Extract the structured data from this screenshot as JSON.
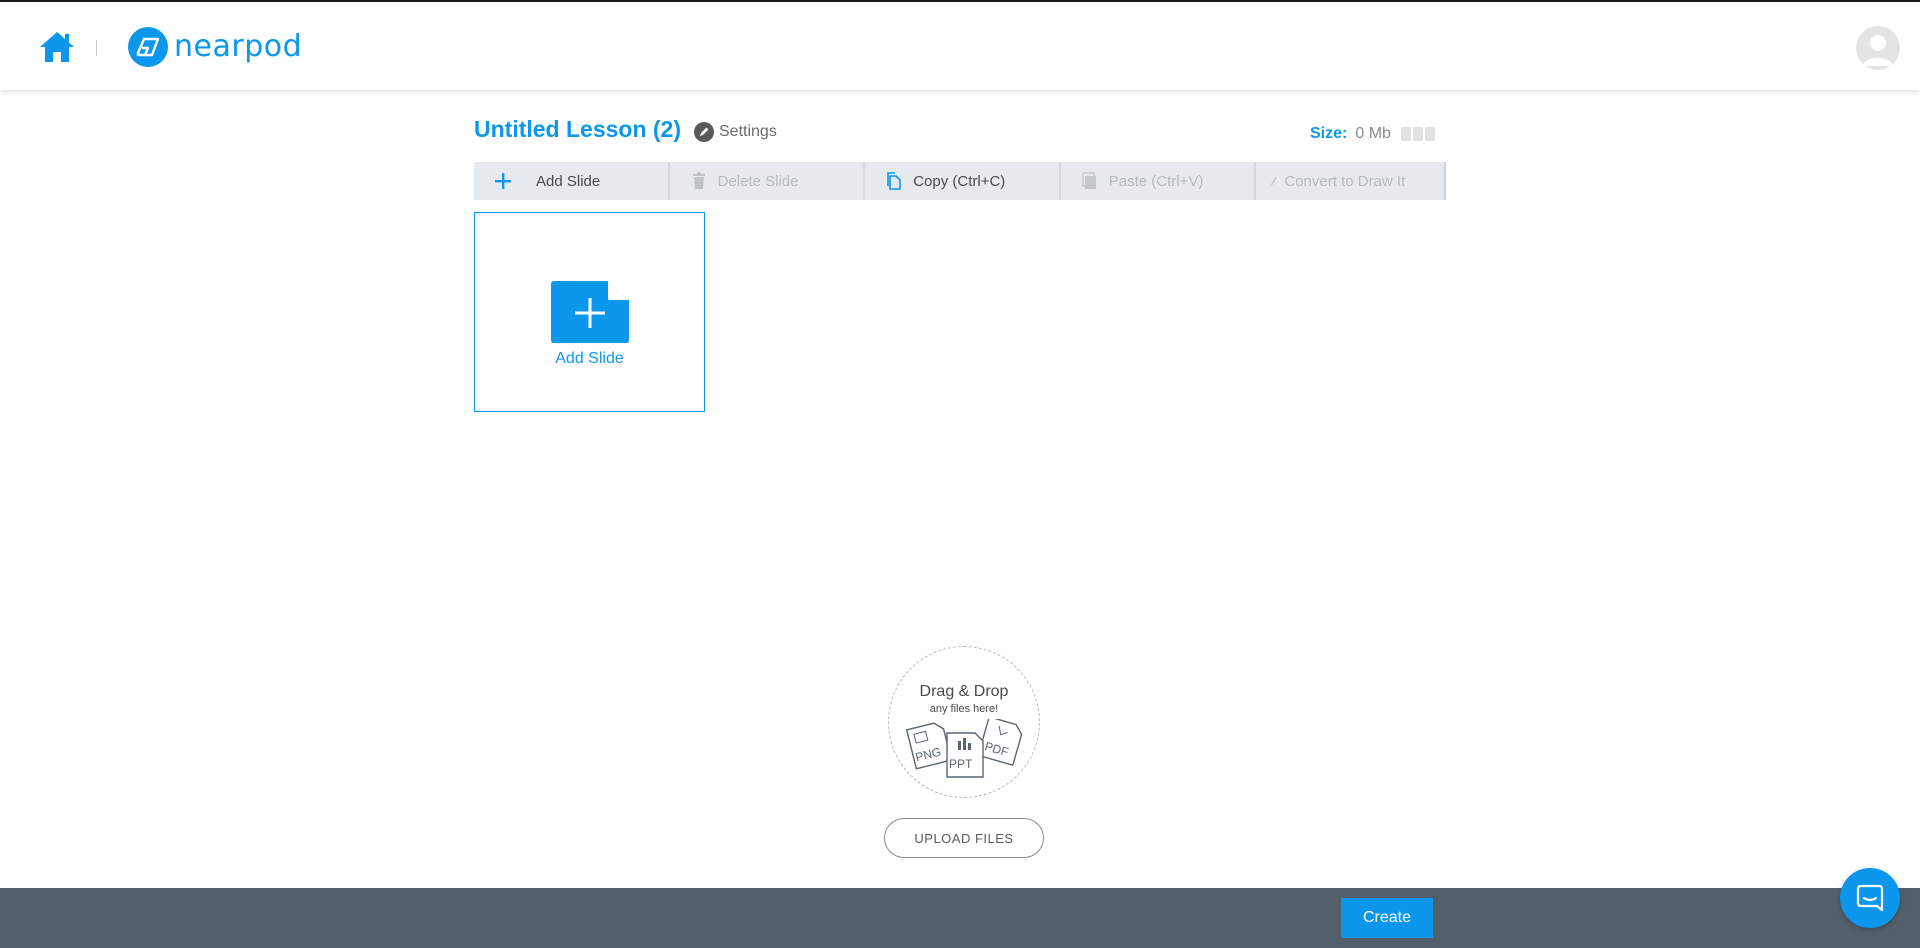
{
  "header": {
    "logo_text": "nearpod",
    "home_icon": "home-icon",
    "avatar_icon": "user-avatar-icon"
  },
  "lesson": {
    "title": "Untitled Lesson (2)",
    "settings_label": "Settings",
    "size_label": "Size:",
    "size_value": "0 Mb"
  },
  "toolbar": {
    "items": [
      {
        "label": "Add Slide",
        "icon": "plus-icon",
        "enabled": true
      },
      {
        "label": "Delete Slide",
        "icon": "trash-icon",
        "enabled": false
      },
      {
        "label": "Copy (Ctrl+C)",
        "icon": "copy-icon",
        "enabled": true
      },
      {
        "label": "Paste (Ctrl+V)",
        "icon": "paste-icon",
        "enabled": false
      },
      {
        "label": "Convert to Draw It",
        "icon": "pencil-icon",
        "enabled": false
      }
    ]
  },
  "slide_card": {
    "label": "Add Slide"
  },
  "dropzone": {
    "title": "Drag & Drop",
    "subtitle": "any files here!",
    "file_types": [
      "PNG",
      "PPT",
      "PDF"
    ]
  },
  "upload_button": "UPLOAD FILES",
  "footer": {
    "create_label": "Create"
  },
  "colors": {
    "accent": "#0c97ec",
    "footer": "#53606b",
    "toolbar_bg": "#e6eaee"
  }
}
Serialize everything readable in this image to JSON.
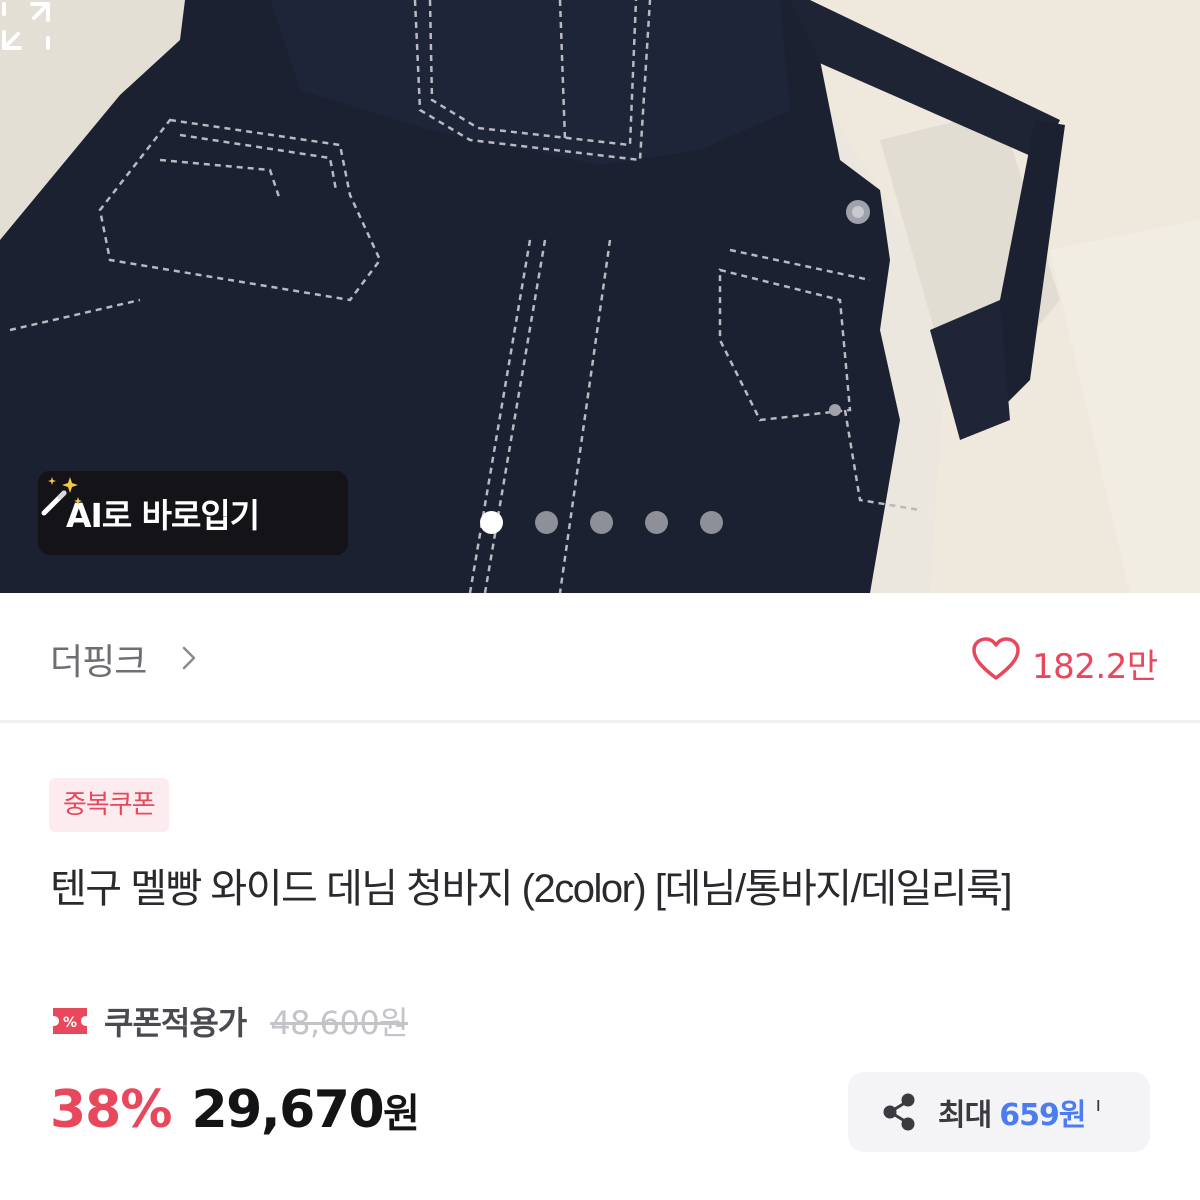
{
  "hero": {
    "ai_button_label": "AI로 바로입기",
    "carousel": {
      "total": 5,
      "active_index": 0
    },
    "icons": {
      "ai": "magic-wand-icon",
      "expand": "expand-icon"
    }
  },
  "store": {
    "name": "더핑크",
    "like_count": "182.2만",
    "icons": {
      "chevron": "chevron-right-icon",
      "like": "heart-icon"
    }
  },
  "product": {
    "badge": "중복쿠폰",
    "title": "텐구 멜빵 와이드 데님 청바지 (2color) [데님/통바지/데일리룩]",
    "coupon_label": "쿠폰적용가",
    "original_price": "48,600원",
    "discount": "38%",
    "price": "29,670",
    "price_unit": "원"
  },
  "share": {
    "label": "최대",
    "amount": "659원",
    "icon": "share-icon"
  },
  "colors": {
    "accent": "#e8475c",
    "share_amount": "#4a7df0",
    "denim": "#1b2131"
  }
}
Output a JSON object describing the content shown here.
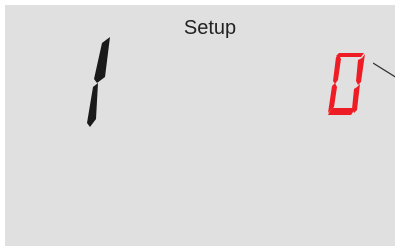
{
  "header": {
    "title": "Setup"
  },
  "display": {
    "left_digit": "1",
    "right_digit": "0",
    "left_digit_color": "#1a1a1a",
    "right_digit_color": "#ee1c24"
  },
  "colors": {
    "screen_background": "#e0e0e0",
    "title_text": "#222222"
  }
}
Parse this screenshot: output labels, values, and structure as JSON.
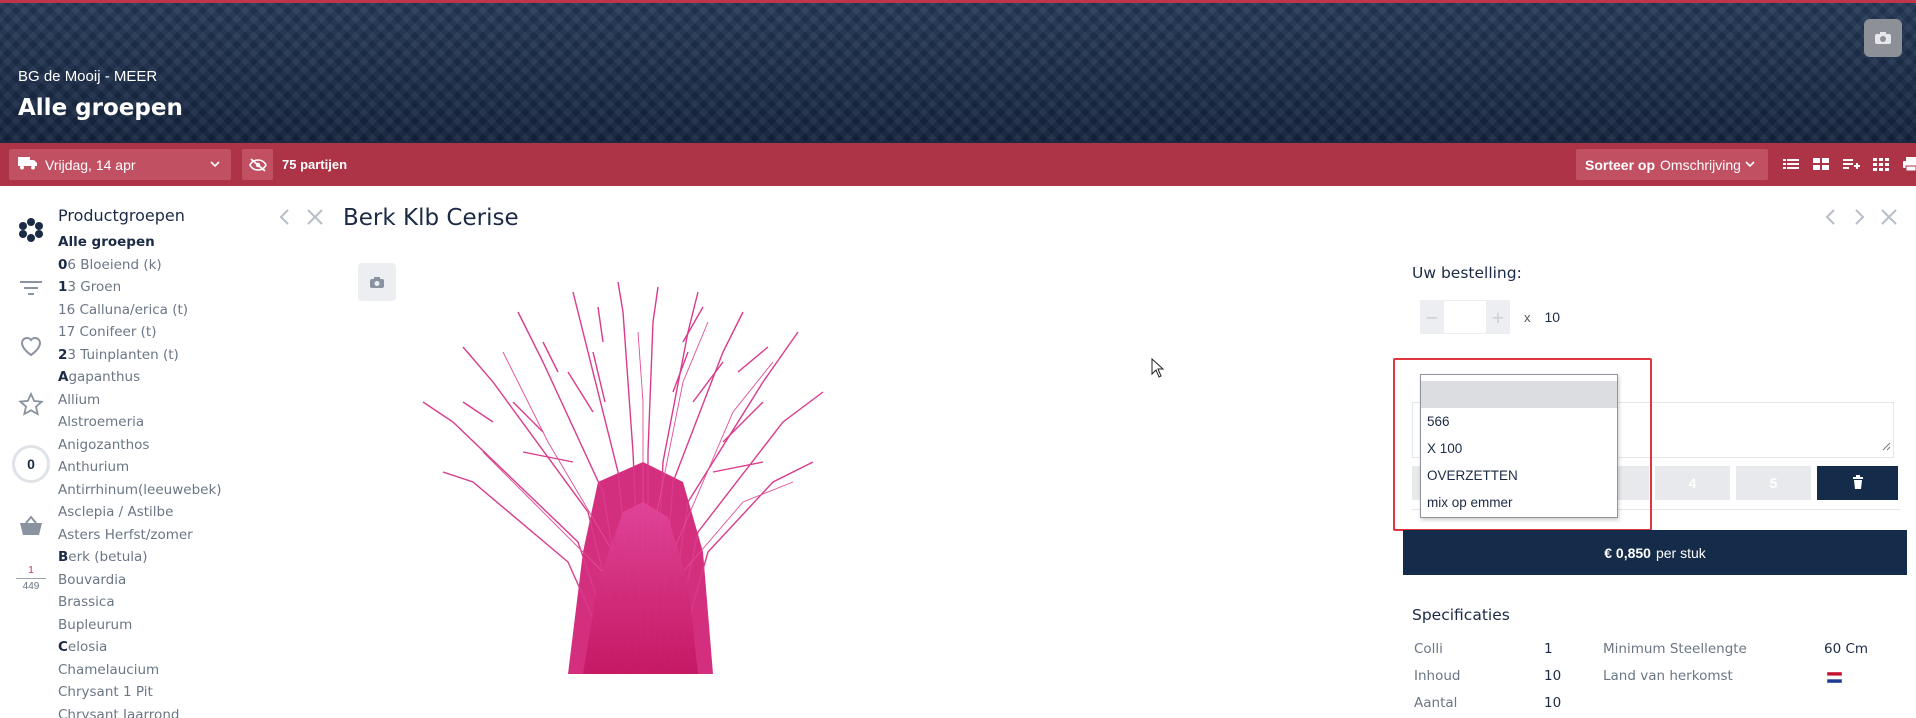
{
  "header": {
    "subtitle": "BG de Mooij - MEER",
    "title": "Alle groepen",
    "camera_icon": "camera-icon"
  },
  "toolbar": {
    "date": "Vrijdag, 14 apr",
    "partijen": "75 partijen",
    "sort_prefix": "Sorteer op",
    "sort_value": "Omschrijving",
    "view_icons": [
      "list-view-icon",
      "grid-view-icon",
      "add-list-icon",
      "table-view-icon",
      "print-icon"
    ]
  },
  "rail": {
    "counter": "0",
    "fraction_num": "1",
    "fraction_den": "449"
  },
  "groups": {
    "title": "Productgroepen",
    "items": [
      {
        "bold": "",
        "rest": "Alle groepen",
        "active": true
      },
      {
        "bold": "0",
        "rest": "6 Bloeiend (k)"
      },
      {
        "bold": "1",
        "rest": "3 Groen"
      },
      {
        "bold": "",
        "rest": "16 Calluna/erica (t)"
      },
      {
        "bold": "",
        "rest": "17 Conifeer (t)"
      },
      {
        "bold": "2",
        "rest": "3 Tuinplanten (t)"
      },
      {
        "bold": "A",
        "rest": "gapanthus"
      },
      {
        "bold": "",
        "rest": "Allium"
      },
      {
        "bold": "",
        "rest": "Alstroemeria"
      },
      {
        "bold": "",
        "rest": "Anigozanthos"
      },
      {
        "bold": "",
        "rest": "Anthurium"
      },
      {
        "bold": "",
        "rest": "Antirrhinum(leeuwebek)"
      },
      {
        "bold": "",
        "rest": "Asclepia / Astilbe"
      },
      {
        "bold": "",
        "rest": "Asters Herfst/zomer"
      },
      {
        "bold": "B",
        "rest": "erk (betula)"
      },
      {
        "bold": "",
        "rest": "Bouvardia"
      },
      {
        "bold": "",
        "rest": "Brassica"
      },
      {
        "bold": "",
        "rest": "Bupleurum"
      },
      {
        "bold": "C",
        "rest": "elosia"
      },
      {
        "bold": "",
        "rest": "Chamelaucium"
      },
      {
        "bold": "",
        "rest": "Chrysant 1 Pit"
      },
      {
        "bold": "",
        "rest": "Chrysant Jaarrond"
      }
    ]
  },
  "product": {
    "title": "Berk Klb Cerise"
  },
  "order": {
    "label": "Uw bestelling:",
    "qty_minus": "−",
    "qty_plus": "+",
    "qty_value": "",
    "times": "x",
    "multiplier": "10",
    "dropdown_options": [
      "",
      "566",
      "X 100",
      "OVERZETTEN",
      "mix op emmer"
    ],
    "buttons": [
      "4",
      "5"
    ],
    "price": "€ 0,850",
    "price_suffix": "per stuk"
  },
  "specs": {
    "title": "Specificaties",
    "left": [
      {
        "label": "Colli",
        "value": "1"
      },
      {
        "label": "Inhoud",
        "value": "10"
      },
      {
        "label": "Aantal",
        "value": "10"
      }
    ],
    "right": [
      {
        "label": "Minimum Steellengte",
        "value": "60 Cm"
      },
      {
        "label": "Land van herkomst",
        "value": ""
      }
    ]
  }
}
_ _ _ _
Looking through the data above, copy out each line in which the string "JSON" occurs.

▶ _Result of this task_:
Extract the structured data from this screenshot as JSON.
Serialize everything readable in this image to JSON.
Output a JSON object describing the content shown here.
Parse this screenshot: output labels, values, and structure as JSON.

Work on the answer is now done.